*** Opening of PROVIDED RECORDS ***

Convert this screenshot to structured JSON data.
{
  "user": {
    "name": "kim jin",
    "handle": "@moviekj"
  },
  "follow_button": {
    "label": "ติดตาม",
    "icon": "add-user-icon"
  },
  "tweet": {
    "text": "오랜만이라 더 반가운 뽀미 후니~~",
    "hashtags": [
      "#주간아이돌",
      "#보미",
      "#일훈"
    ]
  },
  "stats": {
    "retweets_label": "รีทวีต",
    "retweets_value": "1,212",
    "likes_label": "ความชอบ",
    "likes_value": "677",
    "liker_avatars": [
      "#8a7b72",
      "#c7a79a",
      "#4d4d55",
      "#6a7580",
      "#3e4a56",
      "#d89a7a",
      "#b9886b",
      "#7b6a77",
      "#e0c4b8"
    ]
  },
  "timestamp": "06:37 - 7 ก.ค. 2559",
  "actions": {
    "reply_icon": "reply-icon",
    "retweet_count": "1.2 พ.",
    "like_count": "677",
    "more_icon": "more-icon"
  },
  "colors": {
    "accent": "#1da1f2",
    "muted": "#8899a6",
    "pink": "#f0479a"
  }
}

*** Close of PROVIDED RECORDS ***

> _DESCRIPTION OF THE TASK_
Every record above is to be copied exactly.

> _YOUR SOLUTION_
Convert this screenshot to structured JSON data.
{
  "user": {
    "name": "kim jin",
    "handle": "@moviekj"
  },
  "follow_button": {
    "label": "ติดตาม",
    "icon": "add-user-icon"
  },
  "tweet": {
    "text": "오랜만이라 더 반가운 뽀미 후니~~",
    "hashtags": [
      "#주간아이돌",
      "#보미",
      "#일훈"
    ]
  },
  "stats": {
    "retweets_label": "รีทวีต",
    "retweets_value": "1,212",
    "likes_label": "ความชอบ",
    "likes_value": "677",
    "liker_avatars": [
      "#8a7b72",
      "#c7a79a",
      "#4d4d55",
      "#6a7580",
      "#3e4a56",
      "#d89a7a",
      "#b9886b",
      "#7b6a77",
      "#e0c4b8"
    ]
  },
  "timestamp": "06:37 - 7 ก.ค. 2559",
  "actions": {
    "reply_icon": "reply-icon",
    "retweet_count": "1.2 พ.",
    "like_count": "677",
    "more_icon": "more-icon"
  },
  "colors": {
    "accent": "#1da1f2",
    "muted": "#8899a6",
    "pink": "#f0479a"
  }
}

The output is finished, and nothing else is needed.